Morales and these veterans deny that the Guatemalan military carried out a state policy of genocide during the country’s civil war which may hinder the already limited progress achieved by transitional justice advocates. In addition, continued interference into the judicial processes used to hold human rights violators accountable undermines not only the rights of the victims but the strengthening of the rule of law.
One of the problems in recent Guatemalan history consists in the criminal links between active and former military officials inside of government and out. Those officials work with other political officials and economic elites to further their own interests through actions that capture or weaken the state significantly. Those links caused the Guatemalan government to agree to the establishment of CICIG nearly one decade ago. The new charges against convicted criminal Byron Lima Oliva and the recent arrests of Perez Molina and other former military officials have begun to break down the criminal networks involving former military officials. Although he has committed to supporting CICIG’s continued operations in Guatemala, Morales’ victory will in all likelihood make continued progress on this front more difficult.

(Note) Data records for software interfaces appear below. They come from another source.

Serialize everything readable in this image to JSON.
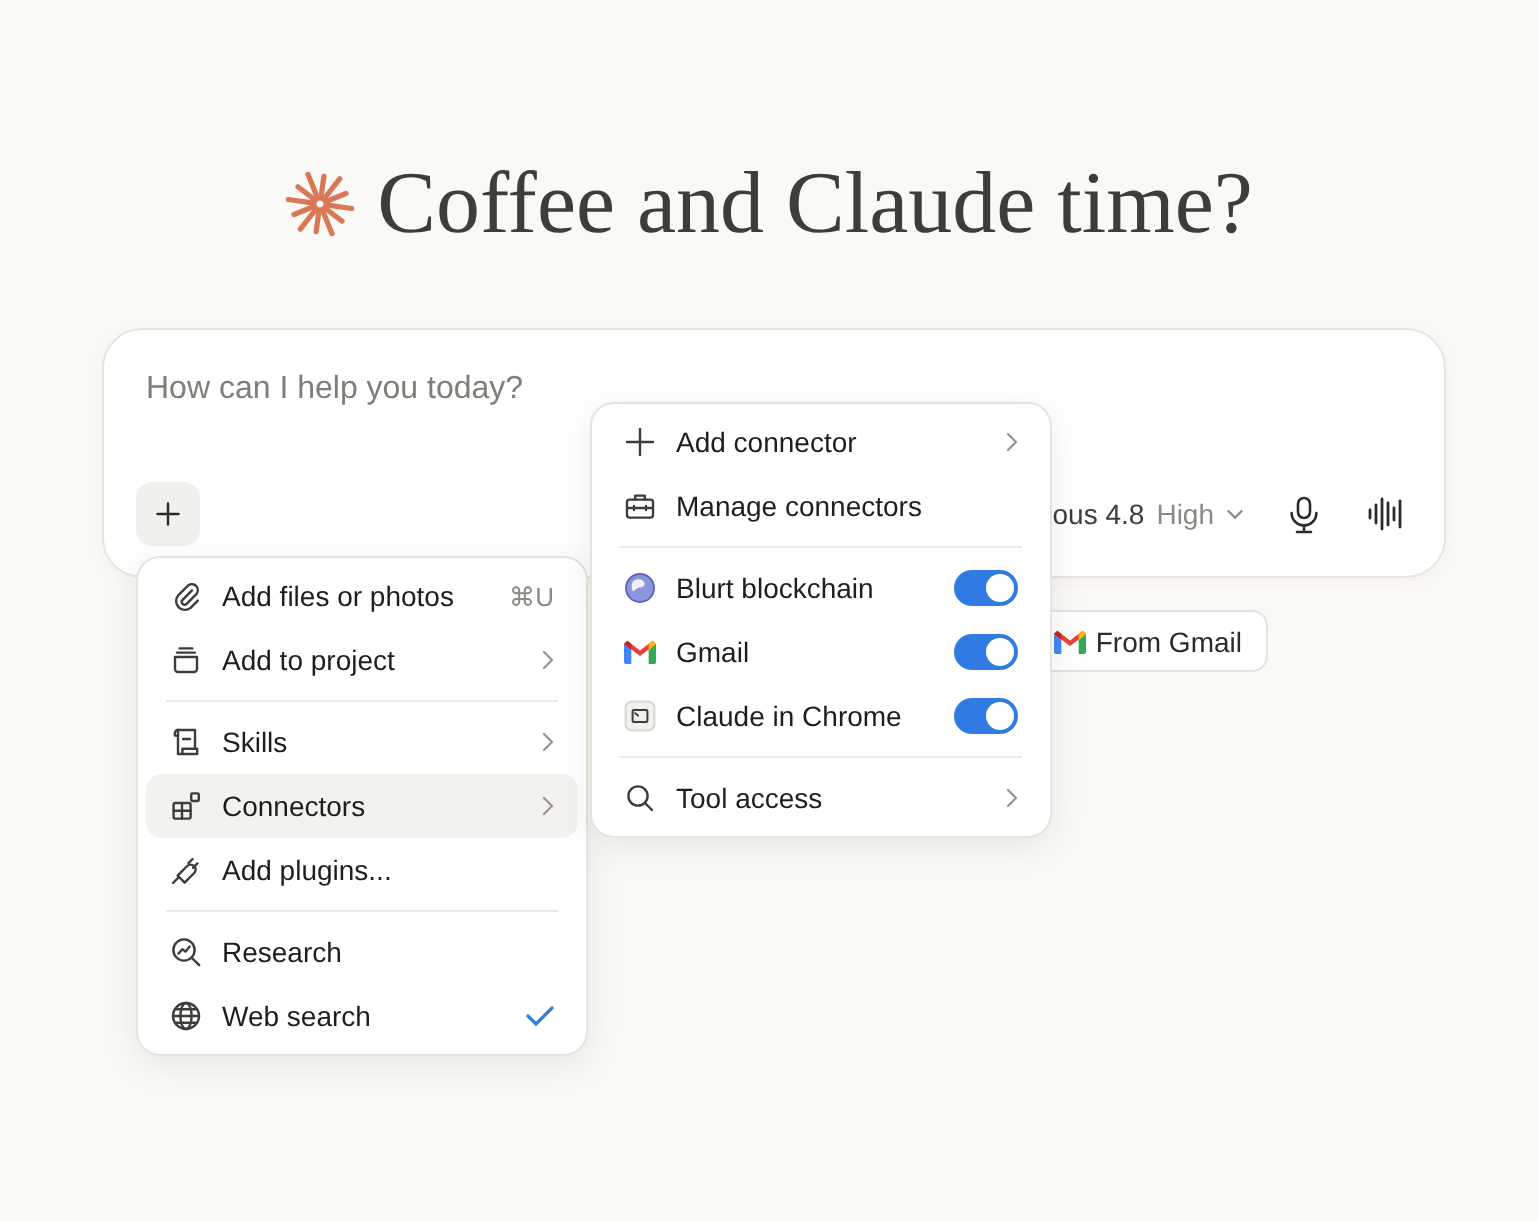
{
  "heading": {
    "title": "Coffee and Claude time?"
  },
  "composer": {
    "placeholder": "How can I help you today?",
    "model": "ous 4.8",
    "effort": "High"
  },
  "suggestions": [
    {
      "label": "From Gmail"
    }
  ],
  "add_menu": {
    "sections": [
      {
        "items": [
          {
            "label": "Add files or photos",
            "shortcut": "⌘U",
            "submenu": false,
            "selected": false
          },
          {
            "label": "Add to project",
            "submenu": true,
            "selected": false
          }
        ]
      },
      {
        "items": [
          {
            "label": "Skills",
            "submenu": true,
            "selected": false
          },
          {
            "label": "Connectors",
            "submenu": true,
            "selected": true
          },
          {
            "label": "Add plugins...",
            "submenu": false,
            "selected": false
          }
        ]
      },
      {
        "items": [
          {
            "label": "Research",
            "checked": false,
            "selected": false
          },
          {
            "label": "Web search",
            "checked": true,
            "selected": false
          }
        ]
      }
    ]
  },
  "connectors_menu": {
    "sections": [
      {
        "items": [
          {
            "label": "Add connector",
            "submenu": true
          },
          {
            "label": "Manage connectors",
            "submenu": false
          }
        ]
      },
      {
        "items": [
          {
            "label": "Blurt blockchain",
            "on": true
          },
          {
            "label": "Gmail",
            "on": true
          },
          {
            "label": "Claude in Chrome",
            "on": true
          }
        ]
      },
      {
        "items": [
          {
            "label": "Tool access",
            "submenu": true
          }
        ]
      }
    ]
  }
}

The FCN will need to work with other political parties in the 158-seat congress after only capturing eleven seats in September’s election. In all likelihood, however, the FCN will pick up additional seats between now and the sitting of the new congress as Guatemalan legislators continue their well-worn tradition of switching from political parties in which they were originally elected to other parties that are better-positioned to allow them to further their professional interests.
Even with a few additional congressmen, the FCN and Morales will still have to work with other political parties such as Manuel Baldizon’s Lider and the remnants of Perez Molina’s PP to advance their agenda. Morales has promised to improve government transparency, significantly reduce child malnutrition rates, extend CICIG’s mandate into the future, increase mining royalties but not taxes, and take stronger stances on the country’s territorial dispute with Belize and against absentee teachers. The details of Morales’ proposals and how he intends to finance and convince other political actors to support these initiatives remain unclear, at best.
The Guatemalan government will continue to confront serious challenges in establishing the rule of law and improving the day-to-day lives of millions of its citizens. However, the instability brought on by criminal investigations undertaken by the attorney general’s office and CICIG that led to the resignations and arrests of the former president and vice president and the sustained mobilization of the people against corruption and politics as usual have kicked open the door to a potentially more just future. However, they will have to achieve convictions in open corruption cases and continue to pressure their elected officials to take democracy seriously over the next four years as it is not clear that the president, or those recently elected to congress, will do so on their own.